In September of 1961, a woman from District of Columbia had an intruder break into her apartment. While the invader of the home was there, they had taken her wallet, and also raped the woman. During the investigation of the crime, the police had found some latent fingerprints in the apartment. The police then established and processed the prints. The prints were then connected back to 16 year old Morris A. Kent. The prints the connected back to when Kent was first entering the system back in 1959 for his earlier crimes. Kent at this time had already been on probation due to crimes committed two years prior to this case. Morris Kent at the age of 14, had first come into contact with breaking the law when he was placed on probation for breaking
He takes a step in the ring dodges the hits. He dodges one last time and throws a punch straight to the jaw. Jack Johnson is the winner of the match. Boxing is what this Black Heavy weight champion is known for. It started way back in March 31, 1878 John Arthur Johnson was born to Henry and Tina Johnson. He grew up in Galveston, Texas with his eight other siblings. Even though his name is John he goes by the name of Jack or his nickname Galveston Giant. Jonson grew up not knowing there was a superior skin color. Him and his white friends would play together, eat together, and stay at each other’s houses.
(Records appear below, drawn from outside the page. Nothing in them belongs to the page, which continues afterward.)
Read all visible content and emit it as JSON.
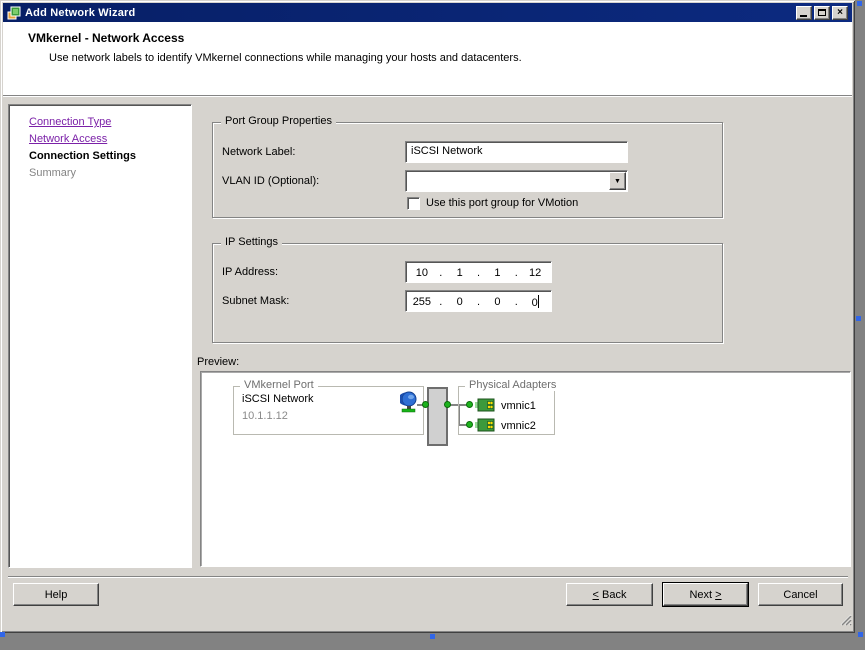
{
  "window": {
    "title": "Add Network Wizard",
    "controls": {
      "minimize": "minimize",
      "maximize": "maximize",
      "close": "×"
    }
  },
  "header": {
    "title": "VMkernel - Network Access",
    "description": "Use network labels to identify VMkernel connections while managing your hosts and datacenters."
  },
  "sidebar": {
    "steps": [
      {
        "label": "Connection Type",
        "state": "visited"
      },
      {
        "label": "Network Access",
        "state": "visited"
      },
      {
        "label": "Connection Settings",
        "state": "current"
      },
      {
        "label": "Summary",
        "state": "upcoming"
      }
    ]
  },
  "port_group_properties": {
    "group_title": "Port Group Properties",
    "network_label": {
      "label": "Network Label:",
      "value": "iSCSI Network"
    },
    "vlan_id": {
      "label": "VLAN ID (Optional):",
      "value": ""
    },
    "vmotion": {
      "label": "Use this port group for VMotion",
      "checked": false
    }
  },
  "ip_settings": {
    "group_title": "IP Settings",
    "separator": ".",
    "ip_address": {
      "label": "IP Address:",
      "octets": [
        "10",
        "1",
        "1",
        "12"
      ]
    },
    "subnet_mask": {
      "label": "Subnet Mask:",
      "octets": [
        "255",
        "0",
        "0",
        "0"
      ]
    }
  },
  "preview": {
    "label": "Preview:",
    "vmkernel_port": {
      "group_title": "VMkernel Port",
      "network_name": "iSCSI Network",
      "ip": "10.1.1.12"
    },
    "physical_adapters": {
      "group_title": "Physical Adapters",
      "adapters": [
        "vmnic1",
        "vmnic2"
      ]
    }
  },
  "buttons": {
    "help": "Help",
    "back": {
      "accelerator": "<",
      "rest": " Back"
    },
    "next": {
      "rest": "Next ",
      "accelerator": ">"
    },
    "cancel": "Cancel"
  },
  "icons": {
    "dropdown_arrow": "▼",
    "close": "×"
  },
  "colors": {
    "title_bar": "#0a2472",
    "face": "#d6d3ce",
    "link": "#7b21a8",
    "connection_green": "#1db31d",
    "desktop": "#828282",
    "selection_handle": "#3166e8"
  }
}
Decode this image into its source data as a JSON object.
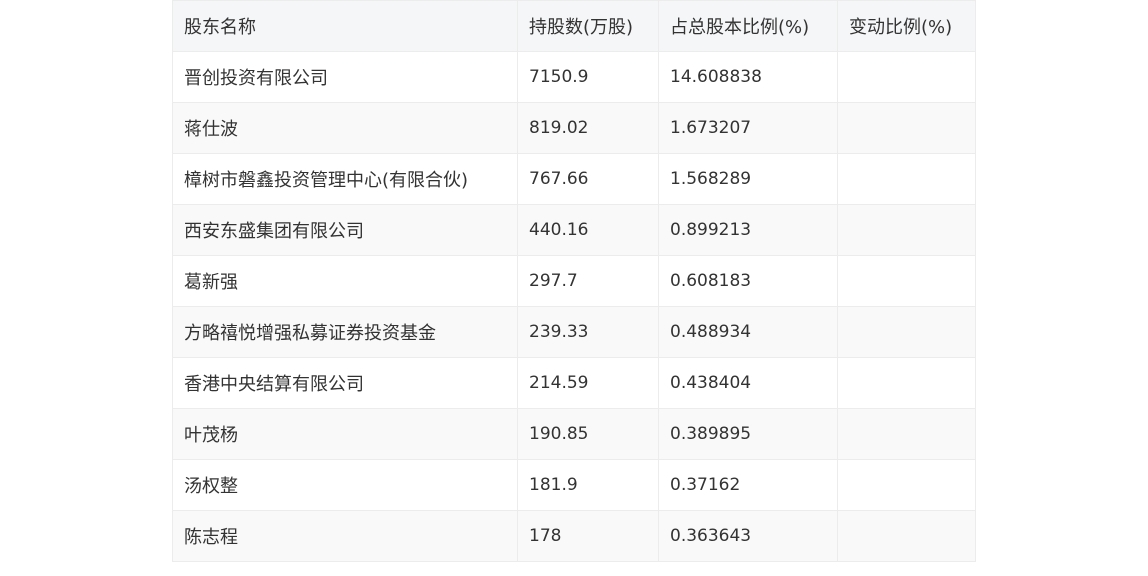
{
  "table": {
    "headers": [
      "股东名称",
      "持股数(万股)",
      "占总股本比例(%)",
      "变动比例(%)"
    ],
    "rows": [
      [
        "晋创投资有限公司",
        "7150.9",
        "14.608838",
        ""
      ],
      [
        "蒋仕波",
        "819.02",
        "1.673207",
        ""
      ],
      [
        "樟树市磐鑫投资管理中心(有限合伙)",
        "767.66",
        "1.568289",
        ""
      ],
      [
        "西安东盛集团有限公司",
        "440.16",
        "0.899213",
        ""
      ],
      [
        "葛新强",
        "297.7",
        "0.608183",
        ""
      ],
      [
        "方略禧悦增强私募证券投资基金",
        "239.33",
        "0.488934",
        ""
      ],
      [
        "香港中央结算有限公司",
        "214.59",
        "0.438404",
        ""
      ],
      [
        "叶茂杨",
        "190.85",
        "0.389895",
        ""
      ],
      [
        "汤权整",
        "181.9",
        "0.37162",
        ""
      ],
      [
        "陈志程",
        "178",
        "0.363643",
        ""
      ]
    ]
  }
}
In September 1976, during the course of ten days, the respondent, Strickland, planned and committed three groups of crimes, including three brutal stabbing murders, torture, kidnapping, severe assaults, attempted murders, attempted extortion, and theft. His two accomplices were arrested, and the respondent surrendered to police. He provided a voluntary statement and confessed to the third murder. He was indicted by the State of Florida for kidnapping and murder and was appointed an experienced criminal attorney to represent him.
Mapp v. Ohio (1961): The Supreme Court ruling that decided that the fourth amendment’s protection against unreasonable searches and seizures must be extended to the states. If there is no probable cause or search warrant issued legally, the evidence found unconstitutionally will be inadmissible in the courtroom and not even considered when pressing charges. The exclusionary rule, in this case, is a right that will restrict the states and not just the federal government, including the states in more of the federal rights as outlined in the Constitution. This ruling is controversial because many say that this will let guilty people go free on police carelessness, while others say that the constitution is not a technicality and allows for the equal prosecution of all
I knocked on the door, announced I was the Police, told Oleg he was under arrest
On November 2, 1734 an arrest warrant was issued for John Peter Zenger on the account of him publicly publishing a libel and misrepresentation of the Governor in his New York Weekly Journals. In attendance of the issue of the warrant was the Governor William Cosby, Captain General and Governor in Chief, Mr. Harrison, Mr. Kennedy, Mr. Livingston, Chief Justice Delancey, Mr. Cortland, Mr, Horsmanden, and Mr. Lane. The warrant calls for the Sheriff of New York City to find and arrest Mr. Zenger. His reasoning in the warrant for arresting him is because it “tending to raise factions and tumults among the people of this Province, inflaming their minds with contempt of His Majesty’s government, and greatly disturbing the peace thereof” Essentially
On 01-02-2016 at 0200 hours I was dispatched to booking in reference to a subject with a warrant.